### TASK GOAL
Each line of the data below containing "this" needs to be listed.

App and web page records
BEGIN

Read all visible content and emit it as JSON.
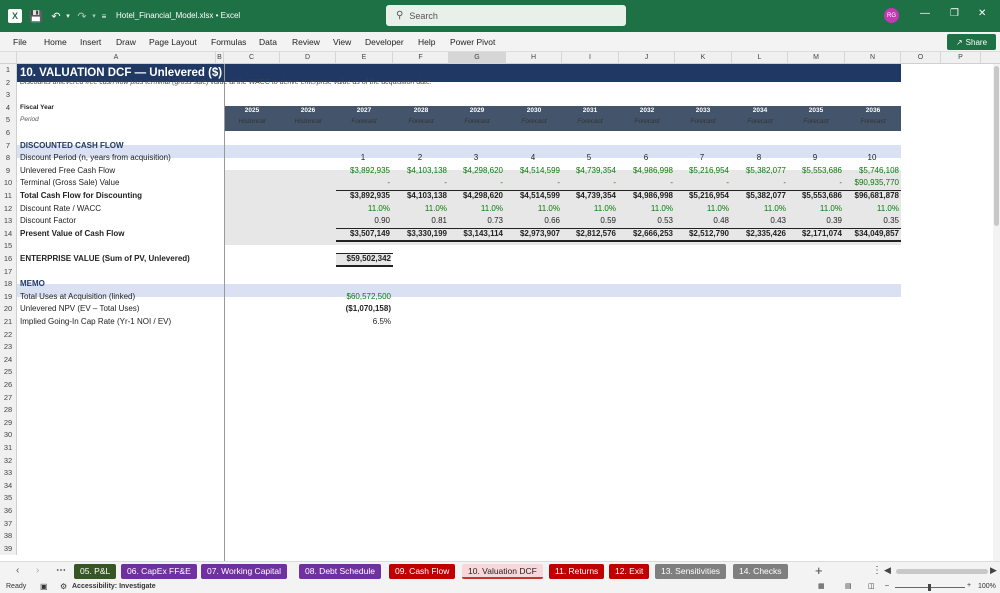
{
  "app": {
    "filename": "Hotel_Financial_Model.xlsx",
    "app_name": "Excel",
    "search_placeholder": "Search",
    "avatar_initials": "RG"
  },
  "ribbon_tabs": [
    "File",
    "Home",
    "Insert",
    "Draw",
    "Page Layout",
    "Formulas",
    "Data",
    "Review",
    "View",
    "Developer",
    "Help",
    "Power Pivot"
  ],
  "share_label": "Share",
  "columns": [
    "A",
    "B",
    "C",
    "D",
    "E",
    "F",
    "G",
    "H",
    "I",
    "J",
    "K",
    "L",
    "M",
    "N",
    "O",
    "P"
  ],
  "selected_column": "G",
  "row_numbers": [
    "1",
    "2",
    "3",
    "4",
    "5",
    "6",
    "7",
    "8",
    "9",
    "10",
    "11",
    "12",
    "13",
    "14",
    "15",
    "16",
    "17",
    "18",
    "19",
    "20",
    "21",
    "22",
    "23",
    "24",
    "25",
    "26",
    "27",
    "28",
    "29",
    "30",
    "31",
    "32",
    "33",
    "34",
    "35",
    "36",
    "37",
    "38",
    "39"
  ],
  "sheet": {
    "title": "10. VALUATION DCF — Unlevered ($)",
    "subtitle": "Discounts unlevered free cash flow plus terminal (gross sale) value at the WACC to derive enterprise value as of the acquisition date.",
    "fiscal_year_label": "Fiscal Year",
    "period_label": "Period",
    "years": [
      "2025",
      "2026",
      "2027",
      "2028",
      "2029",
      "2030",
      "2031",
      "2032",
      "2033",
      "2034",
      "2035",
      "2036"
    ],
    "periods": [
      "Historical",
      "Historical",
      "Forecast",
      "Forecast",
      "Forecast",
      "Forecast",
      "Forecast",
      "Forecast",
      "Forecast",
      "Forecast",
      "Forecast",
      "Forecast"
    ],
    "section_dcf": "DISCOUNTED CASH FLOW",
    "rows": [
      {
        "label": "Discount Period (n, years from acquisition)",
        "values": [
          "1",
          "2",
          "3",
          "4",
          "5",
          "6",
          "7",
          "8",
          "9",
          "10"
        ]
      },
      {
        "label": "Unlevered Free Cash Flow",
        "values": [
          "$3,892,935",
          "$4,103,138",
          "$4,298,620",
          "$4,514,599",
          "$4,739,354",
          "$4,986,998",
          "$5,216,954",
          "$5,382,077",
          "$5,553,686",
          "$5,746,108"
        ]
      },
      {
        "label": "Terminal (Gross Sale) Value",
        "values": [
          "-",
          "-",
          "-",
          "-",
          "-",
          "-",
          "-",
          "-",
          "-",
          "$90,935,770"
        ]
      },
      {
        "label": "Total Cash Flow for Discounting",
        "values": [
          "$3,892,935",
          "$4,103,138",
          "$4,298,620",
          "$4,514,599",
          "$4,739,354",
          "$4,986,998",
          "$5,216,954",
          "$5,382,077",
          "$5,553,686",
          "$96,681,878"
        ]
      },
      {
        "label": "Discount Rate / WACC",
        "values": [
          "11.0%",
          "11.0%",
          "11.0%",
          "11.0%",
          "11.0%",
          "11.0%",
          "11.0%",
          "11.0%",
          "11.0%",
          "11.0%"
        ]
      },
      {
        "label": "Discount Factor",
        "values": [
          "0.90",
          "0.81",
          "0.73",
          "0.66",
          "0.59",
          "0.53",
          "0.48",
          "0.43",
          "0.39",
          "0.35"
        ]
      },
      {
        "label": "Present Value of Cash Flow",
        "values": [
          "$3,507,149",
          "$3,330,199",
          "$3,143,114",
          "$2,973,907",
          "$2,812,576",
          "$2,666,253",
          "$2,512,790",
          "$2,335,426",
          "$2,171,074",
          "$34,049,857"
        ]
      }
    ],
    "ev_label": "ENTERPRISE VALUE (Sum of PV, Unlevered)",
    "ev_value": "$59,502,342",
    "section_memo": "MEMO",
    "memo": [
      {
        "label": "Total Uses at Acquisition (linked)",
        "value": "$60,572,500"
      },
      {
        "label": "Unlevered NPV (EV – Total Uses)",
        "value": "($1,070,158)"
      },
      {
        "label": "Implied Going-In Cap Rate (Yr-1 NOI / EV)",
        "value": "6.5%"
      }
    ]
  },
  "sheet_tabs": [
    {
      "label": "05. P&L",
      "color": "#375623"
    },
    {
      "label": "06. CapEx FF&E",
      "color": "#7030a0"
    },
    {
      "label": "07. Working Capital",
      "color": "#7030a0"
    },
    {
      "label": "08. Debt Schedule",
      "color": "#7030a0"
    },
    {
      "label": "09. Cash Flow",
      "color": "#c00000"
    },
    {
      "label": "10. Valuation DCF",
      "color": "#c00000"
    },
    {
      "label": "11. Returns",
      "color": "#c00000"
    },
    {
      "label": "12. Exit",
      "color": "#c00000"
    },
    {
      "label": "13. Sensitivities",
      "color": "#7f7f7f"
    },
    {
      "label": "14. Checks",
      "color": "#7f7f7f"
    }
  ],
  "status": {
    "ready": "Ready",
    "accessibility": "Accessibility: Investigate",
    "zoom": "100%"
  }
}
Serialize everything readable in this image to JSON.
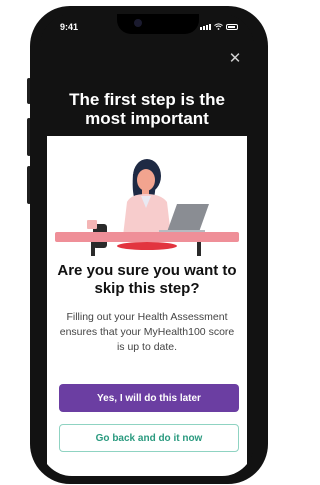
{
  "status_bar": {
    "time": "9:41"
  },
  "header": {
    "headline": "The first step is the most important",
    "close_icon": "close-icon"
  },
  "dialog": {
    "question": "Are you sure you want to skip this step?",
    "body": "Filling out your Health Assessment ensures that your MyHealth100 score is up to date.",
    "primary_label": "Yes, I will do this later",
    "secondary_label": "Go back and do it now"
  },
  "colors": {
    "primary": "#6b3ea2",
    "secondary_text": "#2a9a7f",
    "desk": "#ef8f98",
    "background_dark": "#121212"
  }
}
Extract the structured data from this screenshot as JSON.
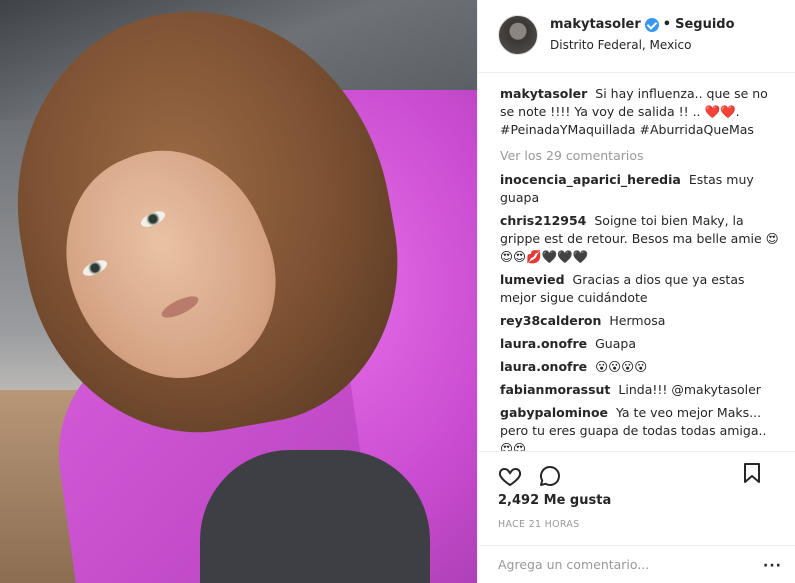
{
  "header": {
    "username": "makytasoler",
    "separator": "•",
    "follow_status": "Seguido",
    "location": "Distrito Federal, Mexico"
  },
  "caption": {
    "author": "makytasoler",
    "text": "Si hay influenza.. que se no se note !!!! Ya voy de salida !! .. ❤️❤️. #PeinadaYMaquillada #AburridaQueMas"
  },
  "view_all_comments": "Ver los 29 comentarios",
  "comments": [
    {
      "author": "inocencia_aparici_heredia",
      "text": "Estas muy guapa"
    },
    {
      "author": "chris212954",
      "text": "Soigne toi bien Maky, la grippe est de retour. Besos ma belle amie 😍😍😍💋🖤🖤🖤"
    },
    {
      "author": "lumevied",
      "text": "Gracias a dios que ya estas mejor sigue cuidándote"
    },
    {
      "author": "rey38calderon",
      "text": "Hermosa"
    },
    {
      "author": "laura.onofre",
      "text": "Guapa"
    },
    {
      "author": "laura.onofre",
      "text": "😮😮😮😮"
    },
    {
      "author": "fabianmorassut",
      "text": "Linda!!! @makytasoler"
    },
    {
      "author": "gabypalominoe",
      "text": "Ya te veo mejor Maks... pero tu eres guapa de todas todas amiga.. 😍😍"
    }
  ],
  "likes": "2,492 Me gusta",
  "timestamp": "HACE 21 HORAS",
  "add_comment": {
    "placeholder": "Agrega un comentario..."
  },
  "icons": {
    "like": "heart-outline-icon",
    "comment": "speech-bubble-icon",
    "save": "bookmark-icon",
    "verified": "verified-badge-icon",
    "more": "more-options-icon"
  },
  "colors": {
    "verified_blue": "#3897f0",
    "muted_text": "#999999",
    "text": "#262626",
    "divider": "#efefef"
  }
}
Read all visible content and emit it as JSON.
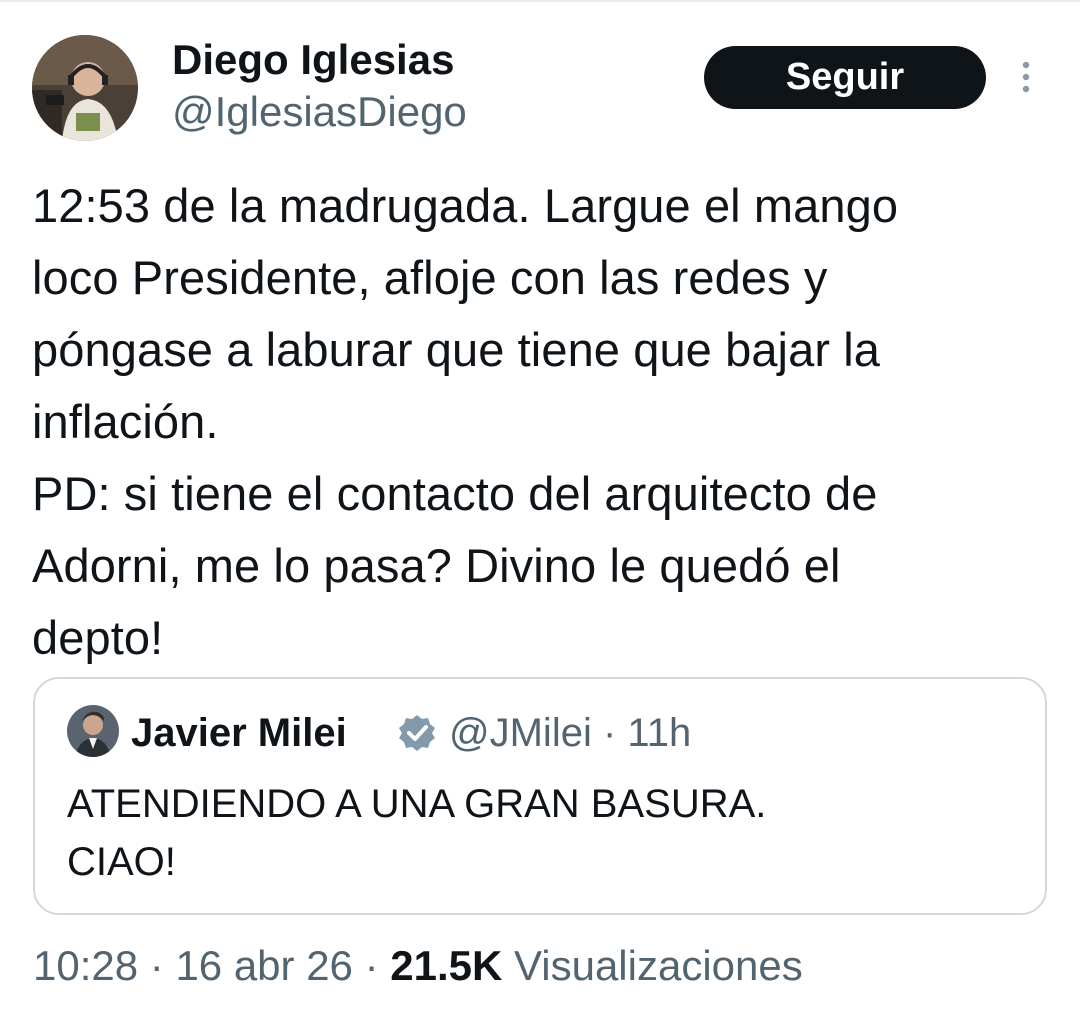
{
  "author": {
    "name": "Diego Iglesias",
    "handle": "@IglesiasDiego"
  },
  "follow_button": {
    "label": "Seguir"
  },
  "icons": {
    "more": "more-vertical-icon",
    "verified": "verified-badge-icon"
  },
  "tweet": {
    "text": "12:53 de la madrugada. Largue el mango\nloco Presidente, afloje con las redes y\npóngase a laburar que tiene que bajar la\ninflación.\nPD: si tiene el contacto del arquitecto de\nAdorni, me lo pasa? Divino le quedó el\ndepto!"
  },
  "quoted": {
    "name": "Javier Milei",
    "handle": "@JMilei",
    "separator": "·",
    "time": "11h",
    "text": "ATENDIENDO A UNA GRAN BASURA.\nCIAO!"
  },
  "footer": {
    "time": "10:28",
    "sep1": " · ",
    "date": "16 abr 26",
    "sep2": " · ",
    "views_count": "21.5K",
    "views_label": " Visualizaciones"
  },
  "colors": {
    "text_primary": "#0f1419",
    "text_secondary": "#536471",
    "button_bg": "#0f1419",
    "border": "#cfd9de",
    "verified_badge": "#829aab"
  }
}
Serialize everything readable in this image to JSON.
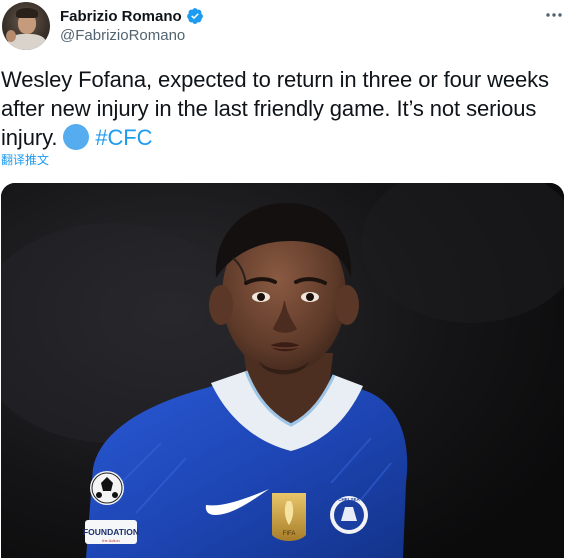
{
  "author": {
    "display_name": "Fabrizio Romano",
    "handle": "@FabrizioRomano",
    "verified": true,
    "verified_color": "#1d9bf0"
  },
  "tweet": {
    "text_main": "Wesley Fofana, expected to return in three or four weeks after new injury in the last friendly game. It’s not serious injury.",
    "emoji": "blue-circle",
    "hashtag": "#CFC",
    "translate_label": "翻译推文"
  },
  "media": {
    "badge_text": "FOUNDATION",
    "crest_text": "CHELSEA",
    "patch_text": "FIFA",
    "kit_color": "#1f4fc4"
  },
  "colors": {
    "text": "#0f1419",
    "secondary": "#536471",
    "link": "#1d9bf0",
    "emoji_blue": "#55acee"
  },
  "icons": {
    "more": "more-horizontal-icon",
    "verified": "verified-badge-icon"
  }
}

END

### TASK OUTPUT
Serialize everything readable in this image to JSON.
    "question": "Are you sure you want to skip this step?",
    "primary_label": "Yes, I will do this later",
Extract the structured data from this screenshot as JSON.
Serialize everything readable in this image to JSON.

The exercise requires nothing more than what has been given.